Exercise description. Please reproduce the listing in full, exactly as given.

Data listing.
--

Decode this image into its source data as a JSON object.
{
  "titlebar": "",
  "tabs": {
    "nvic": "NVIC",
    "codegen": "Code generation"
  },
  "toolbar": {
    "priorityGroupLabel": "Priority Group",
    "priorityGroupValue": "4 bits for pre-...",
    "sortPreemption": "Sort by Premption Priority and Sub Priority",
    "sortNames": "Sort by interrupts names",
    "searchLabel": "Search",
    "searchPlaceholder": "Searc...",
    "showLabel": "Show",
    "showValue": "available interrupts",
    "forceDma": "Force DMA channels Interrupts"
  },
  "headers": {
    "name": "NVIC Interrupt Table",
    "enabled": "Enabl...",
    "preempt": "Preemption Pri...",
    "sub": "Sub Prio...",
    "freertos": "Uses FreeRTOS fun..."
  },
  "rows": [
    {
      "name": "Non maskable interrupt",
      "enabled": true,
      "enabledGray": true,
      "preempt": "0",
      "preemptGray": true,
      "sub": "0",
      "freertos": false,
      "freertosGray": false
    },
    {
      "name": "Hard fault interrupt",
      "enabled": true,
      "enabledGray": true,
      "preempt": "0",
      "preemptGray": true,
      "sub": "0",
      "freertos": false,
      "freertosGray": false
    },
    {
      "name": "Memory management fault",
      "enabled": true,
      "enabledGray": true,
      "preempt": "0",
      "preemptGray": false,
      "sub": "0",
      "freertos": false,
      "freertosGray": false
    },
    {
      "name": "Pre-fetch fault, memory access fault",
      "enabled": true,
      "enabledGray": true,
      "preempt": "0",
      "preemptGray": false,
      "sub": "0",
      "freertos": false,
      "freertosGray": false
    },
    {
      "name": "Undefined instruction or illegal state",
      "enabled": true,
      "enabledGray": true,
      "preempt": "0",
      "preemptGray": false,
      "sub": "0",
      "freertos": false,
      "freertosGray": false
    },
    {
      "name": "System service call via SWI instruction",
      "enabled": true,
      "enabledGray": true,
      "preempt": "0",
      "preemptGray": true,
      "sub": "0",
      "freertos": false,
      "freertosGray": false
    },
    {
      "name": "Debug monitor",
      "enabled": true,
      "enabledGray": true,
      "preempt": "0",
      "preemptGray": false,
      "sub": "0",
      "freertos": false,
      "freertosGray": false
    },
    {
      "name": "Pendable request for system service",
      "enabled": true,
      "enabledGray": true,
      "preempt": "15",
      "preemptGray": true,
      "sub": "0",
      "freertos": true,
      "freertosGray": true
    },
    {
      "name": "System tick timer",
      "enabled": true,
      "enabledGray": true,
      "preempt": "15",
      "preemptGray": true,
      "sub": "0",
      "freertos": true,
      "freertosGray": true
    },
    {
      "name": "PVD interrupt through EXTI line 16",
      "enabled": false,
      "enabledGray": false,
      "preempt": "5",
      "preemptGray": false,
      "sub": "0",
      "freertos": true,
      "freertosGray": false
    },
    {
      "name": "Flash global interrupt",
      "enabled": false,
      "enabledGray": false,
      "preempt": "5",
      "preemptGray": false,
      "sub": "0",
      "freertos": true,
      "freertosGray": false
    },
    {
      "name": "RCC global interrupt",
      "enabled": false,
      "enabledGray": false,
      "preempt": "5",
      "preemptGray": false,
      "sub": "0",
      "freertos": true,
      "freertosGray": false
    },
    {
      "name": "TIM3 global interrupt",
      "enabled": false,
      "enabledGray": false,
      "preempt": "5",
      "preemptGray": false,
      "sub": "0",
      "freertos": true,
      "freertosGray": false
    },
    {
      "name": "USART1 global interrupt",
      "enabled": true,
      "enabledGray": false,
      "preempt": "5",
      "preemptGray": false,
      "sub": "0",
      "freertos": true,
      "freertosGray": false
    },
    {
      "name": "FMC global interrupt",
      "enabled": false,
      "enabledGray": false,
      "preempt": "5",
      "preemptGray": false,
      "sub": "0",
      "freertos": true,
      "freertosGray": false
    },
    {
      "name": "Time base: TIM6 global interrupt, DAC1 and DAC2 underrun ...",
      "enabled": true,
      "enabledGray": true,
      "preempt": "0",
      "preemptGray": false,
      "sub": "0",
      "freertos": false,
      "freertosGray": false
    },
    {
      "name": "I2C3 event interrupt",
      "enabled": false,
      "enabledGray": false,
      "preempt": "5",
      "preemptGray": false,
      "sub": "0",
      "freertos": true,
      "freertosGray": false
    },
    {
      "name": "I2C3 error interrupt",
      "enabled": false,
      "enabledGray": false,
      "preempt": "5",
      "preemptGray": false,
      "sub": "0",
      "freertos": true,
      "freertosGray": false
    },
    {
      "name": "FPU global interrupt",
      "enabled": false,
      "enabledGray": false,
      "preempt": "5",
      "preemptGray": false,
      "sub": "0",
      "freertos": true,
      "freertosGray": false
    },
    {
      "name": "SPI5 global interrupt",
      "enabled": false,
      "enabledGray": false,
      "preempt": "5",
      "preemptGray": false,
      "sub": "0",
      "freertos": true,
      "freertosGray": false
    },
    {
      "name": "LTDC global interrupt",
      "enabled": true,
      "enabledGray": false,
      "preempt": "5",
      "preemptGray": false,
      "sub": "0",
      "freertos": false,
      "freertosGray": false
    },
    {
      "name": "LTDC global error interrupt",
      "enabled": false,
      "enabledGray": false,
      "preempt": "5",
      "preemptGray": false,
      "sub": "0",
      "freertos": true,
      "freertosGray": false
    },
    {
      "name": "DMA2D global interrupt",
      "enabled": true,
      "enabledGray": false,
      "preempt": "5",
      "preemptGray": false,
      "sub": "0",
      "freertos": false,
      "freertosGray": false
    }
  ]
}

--

Answer space.
Decode this image into its source data as a JSON object.
{
  "titlebar": "",
  "tabs": {
    "nvic": "NVIC",
    "codegen": "Code generation"
  },
  "toolbar": {
    "priorityGroupLabel": "Priority Group",
    "priorityGroupValue": "4 bits for pre-...",
    "sortPreemption": "Sort by Premption Priority and Sub Priority",
    "sortNames": "Sort by interrupts names",
    "searchLabel": "Search",
    "searchPlaceholder": "Searc...",
    "showLabel": "Show",
    "showValue": "available interrupts",
    "forceDma": "Force DMA channels Interrupts"
  },
  "headers": {
    "name": "NVIC Interrupt Table",
    "enabled": "Enabl...",
    "preempt": "Preemption Pri...",
    "sub": "Sub Prio...",
    "freertos": "Uses FreeRTOS fun..."
  },
  "rows": [
    {
      "name": "Non maskable interrupt",
      "enabled": true,
      "enabledGray": true,
      "preempt": "0",
      "preemptGray": true,
      "sub": "0",
      "freertos": false,
      "freertosGray": false
    },
    {
      "name": "Hard fault interrupt",
      "enabled": true,
      "enabledGray": true,
      "preempt": "0",
      "preemptGray": true,
      "sub": "0",
      "freertos": false,
      "freertosGray": false
    },
    {
      "name": "Memory management fault",
      "enabled": true,
      "enabledGray": true,
      "preempt": "0",
      "preemptGray": false,
      "sub": "0",
      "freertos": false,
      "freertosGray": false
    },
    {
      "name": "Pre-fetch fault, memory access fault",
      "enabled": true,
      "enabledGray": true,
      "preempt": "0",
      "preemptGray": false,
      "sub": "0",
      "freertos": false,
      "freertosGray": false
    },
    {
      "name": "Undefined instruction or illegal state",
      "enabled": true,
      "enabledGray": true,
      "preempt": "0",
      "preemptGray": false,
      "sub": "0",
      "freertos": false,
      "freertosGray": false
    },
    {
      "name": "System service call via SWI instruction",
      "enabled": true,
      "enabledGray": true,
      "preempt": "0",
      "preemptGray": true,
      "sub": "0",
      "freertos": false,
      "freertosGray": false
    },
    {
      "name": "Debug monitor",
      "enabled": true,
      "enabledGray": true,
      "preempt": "0",
      "preemptGray": false,
      "sub": "0",
      "freertos": false,
      "freertosGray": false
    },
    {
      "name": "Pendable request for system service",
      "enabled": true,
      "enabledGray": true,
      "preempt": "15",
      "preemptGray": true,
      "sub": "0",
      "freertos": true,
      "freertosGray": true
    },
    {
      "name": "System tick timer",
      "enabled": true,
      "enabledGray": true,
      "preempt": "15",
      "preemptGray": true,
      "sub": "0",
      "freertos": true,
      "freertosGray": true
    },
    {
      "name": "PVD interrupt through EXTI line 16",
      "enabled": false,
      "enabledGray": false,
      "preempt": "5",
      "preemptGray": false,
      "sub": "0",
      "freertos": true,
      "freertosGray": false
    },
    {
      "name": "Flash global interrupt",
      "enabled": false,
      "enabledGray": false,
      "preempt": "5",
      "preemptGray": false,
      "sub": "0",
      "freertos": true,
      "freertosGray": false
    },
    {
      "name": "RCC global interrupt",
      "enabled": false,
      "enabledGray": false,
      "preempt": "5",
      "preemptGray": false,
      "sub": "0",
      "freertos": true,
      "freertosGray": false
    },
    {
      "name": "TIM3 global interrupt",
      "enabled": false,
      "enabledGray": false,
      "preempt": "5",
      "preemptGray": false,
      "sub": "0",
      "freertos": true,
      "freertosGray": false
    },
    {
      "name": "USART1 global interrupt",
      "enabled": true,
      "enabledGray": false,
      "preempt": "5",
      "preemptGray": false,
      "sub": "0",
      "freertos": true,
      "freertosGray": false
    },
    {
      "name": "FMC global interrupt",
      "enabled": false,
      "enabledGray": false,
      "preempt": "5",
      "preemptGray": false,
      "sub": "0",
      "freertos": true,
      "freertosGray": false
    },
    {
      "name": "Time base: TIM6 global interrupt, DAC1 and DAC2 underrun ...",
      "enabled": true,
      "enabledGray": true,
      "preempt": "0",
      "preemptGray": false,
      "sub": "0",
      "freertos": false,
      "freertosGray": false
    },
    {
      "name": "I2C3 event interrupt",
      "enabled": false,
      "enabledGray": false,
      "preempt": "5",
      "preemptGray": false,
      "sub": "0",
      "freertos": true,
      "freertosGray": false
    },
    {
      "name": "I2C3 error interrupt",
      "enabled": false,
      "enabledGray": false,
      "preempt": "5",
      "preemptGray": false,
      "sub": "0",
      "freertos": true,
      "freertosGray": false
    },
    {
      "name": "FPU global interrupt",
      "enabled": false,
      "enabledGray": false,
      "preempt": "5",
      "preemptGray": false,
      "sub": "0",
      "freertos": true,
      "freertosGray": false
    },
    {
      "name": "SPI5 global interrupt",
      "enabled": false,
      "enabledGray": false,
      "preempt": "5",
      "preemptGray": false,
      "sub": "0",
      "freertos": true,
      "freertosGray": false
    },
    {
      "name": "LTDC global interrupt",
      "enabled": true,
      "enabledGray": false,
      "preempt": "5",
      "preemptGray": false,
      "sub": "0",
      "freertos": false,
      "freertosGray": false
    },
    {
      "name": "LTDC global error interrupt",
      "enabled": false,
      "enabledGray": false,
      "preempt": "5",
      "preemptGray": false,
      "sub": "0",
      "freertos": true,
      "freertosGray": false
    },
    {
      "name": "DMA2D global interrupt",
      "enabled": true,
      "enabledGray": false,
      "preempt": "5",
      "preemptGray": false,
      "sub": "0",
      "freertos": false,
      "freertosGray": false
    }
  ]
}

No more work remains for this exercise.